[What is expected]: All records below are to be duplicated exactly, with every picture excluded.

(Dataset records)

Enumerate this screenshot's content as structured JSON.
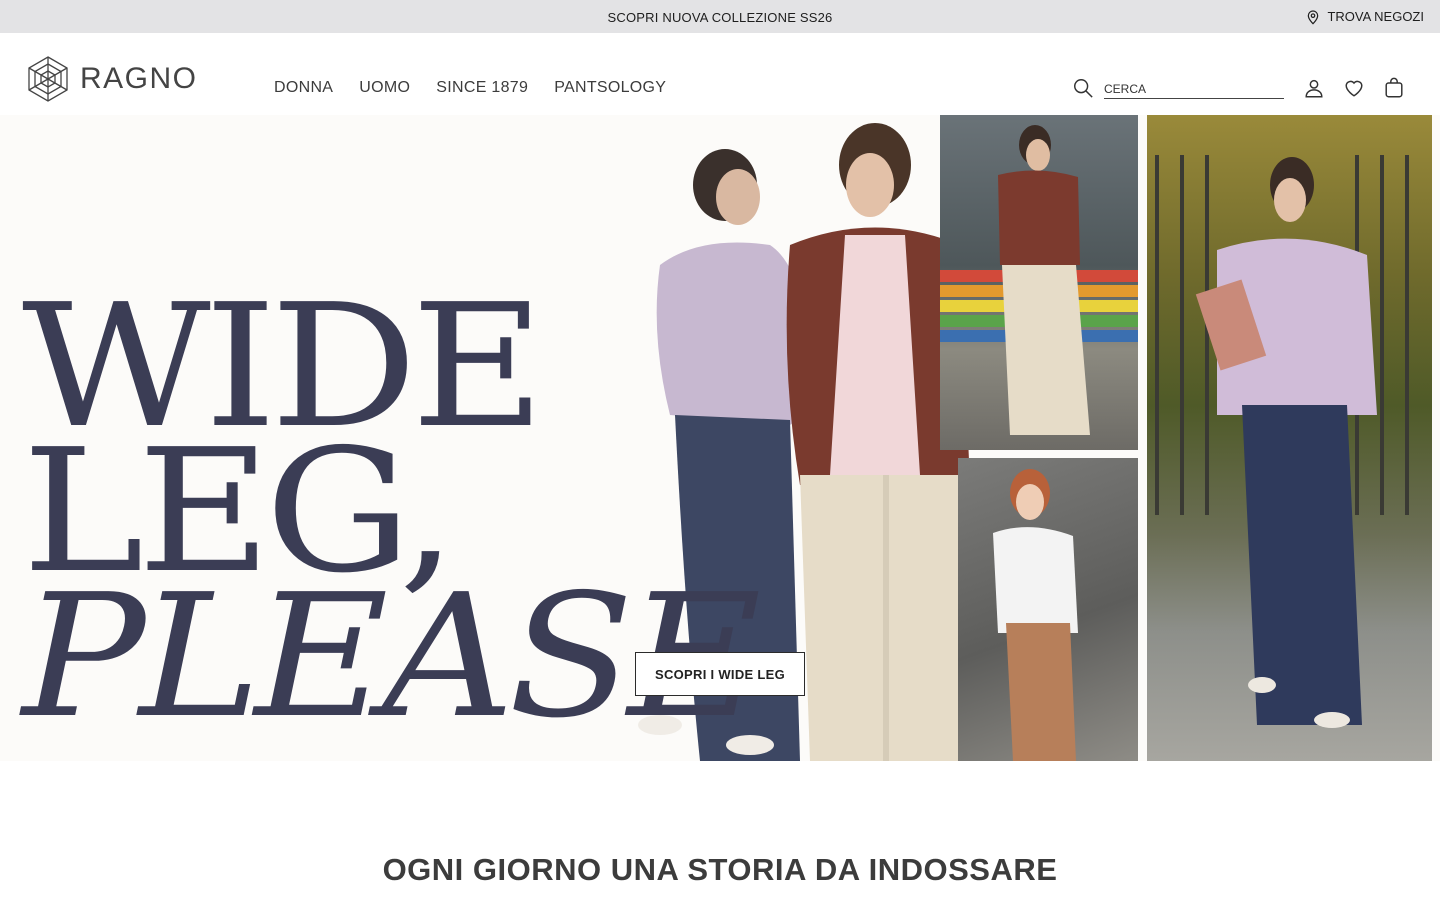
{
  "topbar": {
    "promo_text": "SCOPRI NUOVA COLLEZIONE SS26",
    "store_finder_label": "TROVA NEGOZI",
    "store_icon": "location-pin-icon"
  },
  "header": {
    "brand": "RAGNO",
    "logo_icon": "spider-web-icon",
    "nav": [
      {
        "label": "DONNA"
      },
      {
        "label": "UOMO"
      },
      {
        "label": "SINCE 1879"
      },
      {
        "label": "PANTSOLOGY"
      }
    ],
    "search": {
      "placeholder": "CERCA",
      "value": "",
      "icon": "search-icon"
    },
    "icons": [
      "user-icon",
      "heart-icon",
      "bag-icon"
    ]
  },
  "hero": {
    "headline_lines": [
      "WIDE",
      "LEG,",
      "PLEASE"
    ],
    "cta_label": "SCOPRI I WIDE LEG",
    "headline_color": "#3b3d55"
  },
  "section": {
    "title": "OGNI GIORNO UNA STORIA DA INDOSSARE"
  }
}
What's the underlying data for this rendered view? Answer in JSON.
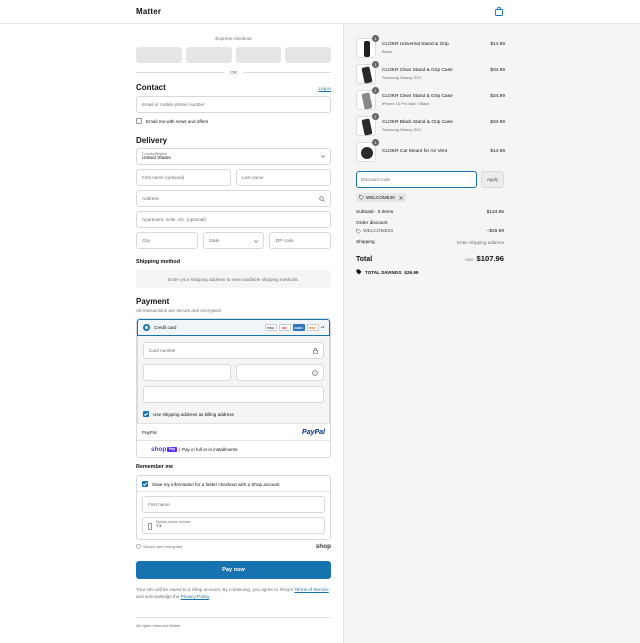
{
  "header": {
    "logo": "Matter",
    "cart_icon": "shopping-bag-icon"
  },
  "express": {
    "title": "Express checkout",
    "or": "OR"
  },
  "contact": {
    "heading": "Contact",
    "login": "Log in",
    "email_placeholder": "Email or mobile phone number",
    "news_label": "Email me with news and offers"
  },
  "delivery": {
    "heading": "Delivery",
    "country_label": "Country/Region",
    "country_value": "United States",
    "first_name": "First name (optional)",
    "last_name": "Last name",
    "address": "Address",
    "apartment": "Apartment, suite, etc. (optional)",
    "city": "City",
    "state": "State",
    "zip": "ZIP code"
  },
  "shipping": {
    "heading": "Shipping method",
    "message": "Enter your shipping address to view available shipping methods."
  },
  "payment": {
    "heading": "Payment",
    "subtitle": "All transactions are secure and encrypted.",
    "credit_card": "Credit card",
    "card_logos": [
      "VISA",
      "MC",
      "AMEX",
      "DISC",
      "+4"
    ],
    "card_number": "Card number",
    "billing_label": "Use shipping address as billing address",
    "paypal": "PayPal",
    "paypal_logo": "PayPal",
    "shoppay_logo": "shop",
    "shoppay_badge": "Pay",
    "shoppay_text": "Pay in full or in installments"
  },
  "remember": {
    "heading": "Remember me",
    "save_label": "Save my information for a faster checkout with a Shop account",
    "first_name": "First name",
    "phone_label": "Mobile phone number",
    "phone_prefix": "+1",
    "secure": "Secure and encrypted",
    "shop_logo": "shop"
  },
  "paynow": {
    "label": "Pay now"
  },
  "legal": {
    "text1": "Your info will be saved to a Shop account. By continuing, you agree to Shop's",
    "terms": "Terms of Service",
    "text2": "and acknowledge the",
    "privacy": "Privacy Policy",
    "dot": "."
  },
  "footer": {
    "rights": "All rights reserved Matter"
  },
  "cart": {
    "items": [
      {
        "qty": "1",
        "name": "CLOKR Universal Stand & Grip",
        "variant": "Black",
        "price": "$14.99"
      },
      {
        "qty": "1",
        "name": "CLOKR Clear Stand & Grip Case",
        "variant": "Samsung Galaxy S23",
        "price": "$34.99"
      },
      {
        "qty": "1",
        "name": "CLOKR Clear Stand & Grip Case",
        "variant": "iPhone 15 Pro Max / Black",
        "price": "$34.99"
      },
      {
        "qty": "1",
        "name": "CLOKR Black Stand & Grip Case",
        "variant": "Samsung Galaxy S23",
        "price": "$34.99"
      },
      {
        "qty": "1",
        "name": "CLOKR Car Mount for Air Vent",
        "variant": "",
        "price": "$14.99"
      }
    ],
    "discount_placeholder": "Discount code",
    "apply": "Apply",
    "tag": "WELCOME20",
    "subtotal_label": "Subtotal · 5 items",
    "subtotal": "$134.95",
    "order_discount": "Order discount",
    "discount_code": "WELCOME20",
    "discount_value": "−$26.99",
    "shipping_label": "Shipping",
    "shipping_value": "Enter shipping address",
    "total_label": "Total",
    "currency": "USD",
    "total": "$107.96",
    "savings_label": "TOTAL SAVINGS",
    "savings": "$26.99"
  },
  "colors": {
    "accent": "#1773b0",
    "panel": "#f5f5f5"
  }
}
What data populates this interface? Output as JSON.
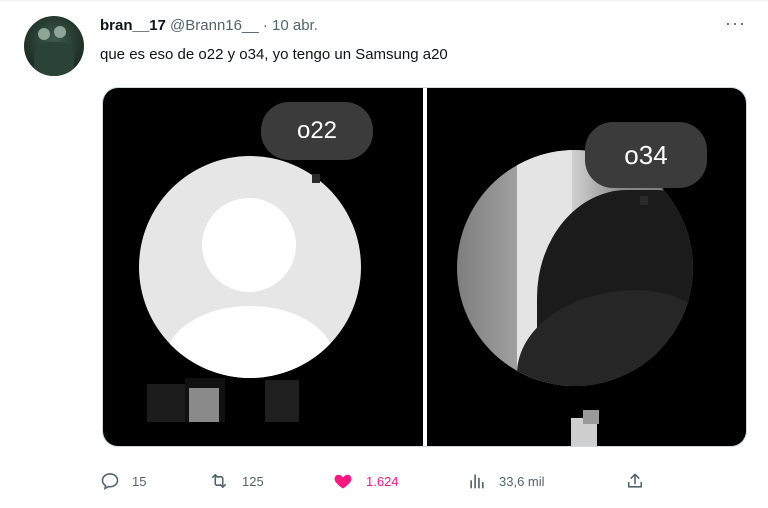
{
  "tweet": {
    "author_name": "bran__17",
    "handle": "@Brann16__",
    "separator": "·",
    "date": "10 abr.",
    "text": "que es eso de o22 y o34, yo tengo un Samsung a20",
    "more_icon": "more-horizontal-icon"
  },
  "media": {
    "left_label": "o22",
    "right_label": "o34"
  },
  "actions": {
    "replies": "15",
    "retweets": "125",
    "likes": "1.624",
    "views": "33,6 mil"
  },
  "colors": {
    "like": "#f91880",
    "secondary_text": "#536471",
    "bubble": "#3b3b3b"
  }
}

[Answer area]:
Enumerate this screenshot's content as structured JSON.
{
  "topbar": {
    "promo_text": "SCOPRI NUOVA COLLEZIONE SS26",
    "store_finder_label": "TROVA NEGOZI",
    "store_icon": "location-pin-icon"
  },
  "header": {
    "brand": "RAGNO",
    "logo_icon": "spider-web-icon",
    "nav": [
      {
        "label": "DONNA"
      },
      {
        "label": "UOMO"
      },
      {
        "label": "SINCE 1879"
      },
      {
        "label": "PANTSOLOGY"
      }
    ],
    "search": {
      "placeholder": "CERCA",
      "value": "",
      "icon": "search-icon"
    },
    "icons": [
      "user-icon",
      "heart-icon",
      "bag-icon"
    ]
  },
  "hero": {
    "headline_lines": [
      "WIDE",
      "LEG,",
      "PLEASE"
    ],
    "cta_label": "SCOPRI I WIDE LEG",
    "headline_color": "#3b3d55"
  },
  "section": {
    "title": "OGNI GIORNO UNA STORIA DA INDOSSARE"
  }
}
What's the underlying data for this rendered view? Answer in JSON.
{
  "header": {
    "logo": "Matter",
    "cart_icon": "shopping-bag-icon"
  },
  "express": {
    "title": "Express checkout",
    "or": "OR"
  },
  "contact": {
    "heading": "Contact",
    "login": "Log in",
    "email_placeholder": "Email or mobile phone number",
    "news_label": "Email me with news and offers"
  },
  "delivery": {
    "heading": "Delivery",
    "country_label": "Country/Region",
    "country_value": "United States",
    "first_name": "First name (optional)",
    "last_name": "Last name",
    "address": "Address",
    "apartment": "Apartment, suite, etc. (optional)",
    "city": "City",
    "state": "State",
    "zip": "ZIP code"
  },
  "shipping": {
    "heading": "Shipping method",
    "message": "Enter your shipping address to view available shipping methods."
  },
  "payment": {
    "heading": "Payment",
    "subtitle": "All transactions are secure and encrypted.",
    "credit_card": "Credit card",
    "card_logos": [
      "VISA",
      "MC",
      "AMEX",
      "DISC",
      "+4"
    ],
    "card_number": "Card number",
    "billing_label": "Use shipping address as billing address",
    "paypal": "PayPal",
    "paypal_logo": "PayPal",
    "shoppay_logo": "shop",
    "shoppay_badge": "Pay",
    "shoppay_text": "Pay in full or in installments"
  },
  "remember": {
    "heading": "Remember me",
    "save_label": "Save my information for a faster checkout with a Shop account",
    "first_name": "First name",
    "phone_label": "Mobile phone number",
    "phone_prefix": "+1",
    "secure": "Secure and encrypted",
    "shop_logo": "shop"
  },
  "paynow": {
    "label": "Pay now"
  },
  "legal": {
    "text1": "Your info will be saved to a Shop account. By continuing, you agree to Shop's",
    "terms": "Terms of Service",
    "text2": "and acknowledge the",
    "privacy": "Privacy Policy",
    "dot": "."
  },
  "footer": {
    "rights": "All rights reserved Matter"
  },
  "cart": {
    "items": [
      {
        "qty": "1",
        "name": "CLOKR Universal Stand & Grip",
        "variant": "Black",
        "price": "$14.99"
      },
      {
        "qty": "1",
        "name": "CLOKR Clear Stand & Grip Case",
        "variant": "Samsung Galaxy S23",
        "price": "$34.99"
      },
      {
        "qty": "1",
        "name": "CLOKR Clear Stand & Grip Case",
        "variant": "iPhone 15 Pro Max / Black",
        "price": "$34.99"
      },
      {
        "qty": "1",
        "name": "CLOKR Black Stand & Grip Case",
        "variant": "Samsung Galaxy S23",
        "price": "$34.99"
      },
      {
        "qty": "1",
        "name": "CLOKR Car Mount for Air Vent",
        "variant": "",
        "price": "$14.99"
      }
    ],
    "discount_placeholder": "Discount code",
    "apply": "Apply",
    "tag": "WELCOME20",
    "subtotal_label": "Subtotal · 5 items",
    "subtotal": "$134.95",
    "order_discount": "Order discount",
    "discount_code": "WELCOME20",
    "discount_value": "−$26.99",
    "shipping_label": "Shipping",
    "shipping_value": "Enter shipping address",
    "total_label": "Total",
    "currency": "USD",
    "total": "$107.96",
    "savings_label": "TOTAL SAVINGS",
    "savings": "$26.99"
  },
  "colors": {
    "accent": "#1773b0",
    "panel": "#f5f5f5"
  }
}
What data populates this interface? Output as JSON.
{
  "tweet": {
    "author_name": "bran__17",
    "handle": "@Brann16__",
    "separator": "·",
    "date": "10 abr.",
    "text": "que es eso de o22 y o34, yo tengo un Samsung a20",
    "more_icon": "more-horizontal-icon"
  },
  "media": {
    "left_label": "o22",
    "right_label": "o34"
  },
  "actions": {
    "replies": "15",
    "retweets": "125",
    "likes": "1.624",
    "views": "33,6 mil"
  },
  "colors": {
    "like": "#f91880",
    "secondary_text": "#536471",
    "bubble": "#3b3b3b"
  }
}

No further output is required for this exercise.